Top of LISTED RECORDS
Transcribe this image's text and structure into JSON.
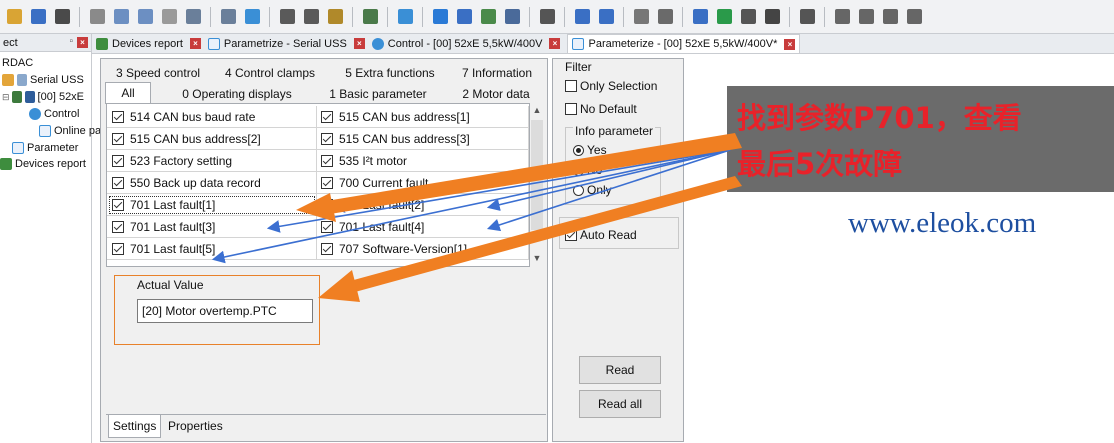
{
  "toolbar": {
    "icons": [
      "open-icon",
      "save-icon",
      "network-icon",
      "cut-icon",
      "copy-icon",
      "paste-icon",
      "delete-icon",
      "window-icon",
      "window2-icon",
      "zoom-icon",
      "print-icon",
      "print2-icon",
      "tool-icon",
      "tree-icon",
      "filter-icon",
      "online-icon",
      "settings-icon",
      "table-icon",
      "monitor-icon",
      "meter-icon",
      "device-icon",
      "device2-icon",
      "wizard-icon",
      "scan-icon",
      "network2-icon",
      "play-icon",
      "record-icon",
      "stop-icon",
      "step-icon",
      "first-icon",
      "prev-icon",
      "next-icon",
      "last-icon"
    ]
  },
  "tree": {
    "header": "ect",
    "pin": "꯱",
    "items": [
      {
        "label": "RDAC"
      },
      {
        "label": "Serial USS"
      },
      {
        "label": "[00] 52xE"
      },
      {
        "label": "Control"
      },
      {
        "label": "Online pa"
      },
      {
        "label": "Parameter"
      },
      {
        "label": "Devices report"
      }
    ]
  },
  "doctabs": [
    {
      "label": "Devices report"
    },
    {
      "label": "Parametrize - Serial USS"
    },
    {
      "label": "Control - [00] 52xE 5,5kW/400V"
    },
    {
      "label": "Parameterize - [00] 52xE 5,5kW/400V*"
    }
  ],
  "param_tabs": {
    "row1": [
      "3 Speed control",
      "4 Control clamps",
      "5 Extra functions",
      "7 Information"
    ],
    "row2": [
      "All",
      "0 Operating displays",
      "1 Basic parameter",
      "2 Motor data"
    ]
  },
  "grid_rows": [
    {
      "left": "514  CAN  bus baud rate",
      "right": "515  CAN bus address[1]"
    },
    {
      "left": "515  CAN bus address[2]",
      "right": "515  CAN bus address[3]"
    },
    {
      "left": "523  Factory setting",
      "right": "535  I²t motor"
    },
    {
      "left": "550  Back up data record",
      "right": "700  Current fault"
    },
    {
      "left": "701  Last fault[1]",
      "right": "701  Last fault[2]"
    },
    {
      "left": "701  Last fault[3]",
      "right": "701  Last fault[4]"
    },
    {
      "left": "701  Last fault[5]",
      "right": "707  Software-Version[1]"
    }
  ],
  "actual_value": {
    "label": "Actual Value",
    "value": "[20] Motor overtemp.PTC"
  },
  "bottom_tabs": [
    "Settings",
    "Properties"
  ],
  "filter": {
    "title": "Filter",
    "only_selection": "Only Selection",
    "no_default": "No Default",
    "info_title": "Info parameter",
    "options": [
      "Yes",
      "No",
      "Only"
    ],
    "auto_read": "Auto Read",
    "read": "Read",
    "read_all": "Read all"
  },
  "annotation": {
    "line1": "找到参数P701，查看",
    "line2": "最后5次故障",
    "watermark": "www.eleok.com"
  },
  "colors": {
    "arrow_orange": "#f07f22",
    "arrow_blue": "#3b6fd1",
    "annotation_red": "#e8222a",
    "callout_bg": "#6b6b6b",
    "watermark_blue": "#1e4fa0"
  }
}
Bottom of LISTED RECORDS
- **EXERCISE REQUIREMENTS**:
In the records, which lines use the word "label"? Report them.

- **RESPONSE**:
        "label": "RDAC"
        "label": "Serial USS"
        "label": "[00] 52xE"
        "label": "Control"
        "label": "Online pa"
        "label": "Parameter"
        "label": "Devices report"
      "label": "Devices report"
      "label": "Parametrize - Serial USS"
      "label": "Control - [00] 52xE 5,5kW/400V"
      "label": "Parameterize - [00] 52xE 5,5kW/400V*"
    "label": "Actual Value",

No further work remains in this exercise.